Supreme Court Vacated Conviction of Martin Tankleff – The NYS Supreme Court Appellate Division Second Department unanimously vacated the conviction of Martin Tankleff for the 1988 murder of his parents and ordered his case back to Suffolk County for a retrial “to be conducted with all convenient speed,” stating “It is abhorrent to our sense of justice and fair play to countenance the possibility that someone innocent of a crime may be incarcerated or otherwise punished for a crime which he or she did not commit.” 

A member of Tom Spota’s law firm is reported to have represented Seymour Tankleff’s business partner in the late 1980s in a matter related to the sale of cocaine out of the store.  A baking supplies wholesaler is also reported to have testified in 2004 that he had frequently observed Detective James McReady and Seymour Tankleff’s business partner together in the store in the late 1970s and early 1980s.

Tankleff ultimately spent 17 years in prison for a crime he did not commit.  He graduated Touro Law Center in 2014 and passed the New York State bar exam in 2017.

In April 2018, Tankleff reached a settlement with Suffolk County for $10 million.


Detective John Olivia files a complaint with the FBI and speaks to the press.

Burke, Spota, McPartland target Oliva conspried togetther in one of the meetings to target John Oliva ” because he had become an enemy of theirs and was suspected of revealing embarrassing information about them to the press” DA Spotta applied for a wiretap on Oliva’s phone, under the ruse of “officer safety,” and it was approved by a judge.

Following a four-month wiretap investigation, Oliva was charged by way of a Superior Court Information with Grand Larceny in the Fourth Degree, a class E felony; Computer Trespass, a class E felony; and Official Misconduct, a class A misdemeanor. 

Sept. 9, 2014 John Olivia pleaded guilty on to Official Misconduct and was sentenced to a conditional discharge.

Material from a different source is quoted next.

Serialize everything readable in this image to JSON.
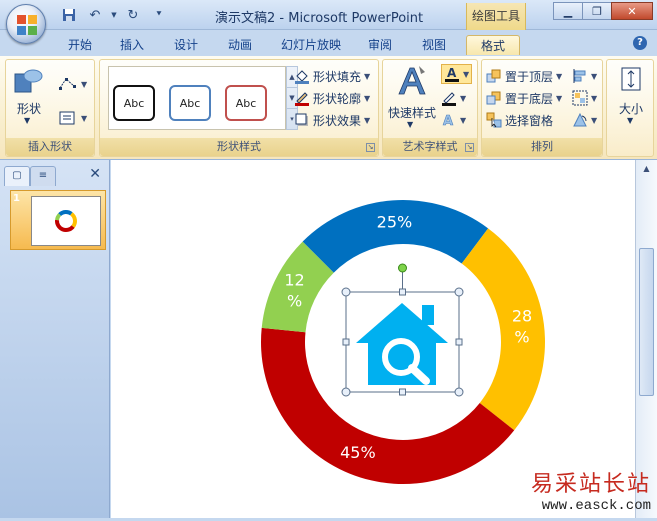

February 26, 2016 James Burke pleaded guilty to violating Christopher Loeb’s civil rights and conspiracy relating to efforts to conceal relevant evidence. 

August 2021, Oliva, through counsel, submitted an application to the CIB for a review of his case.

2022 – Suffolk County has agreed to pay $1.5 million to a former Suffolk police detective whose conviction for leaking information to a Newsday reporter was overturned.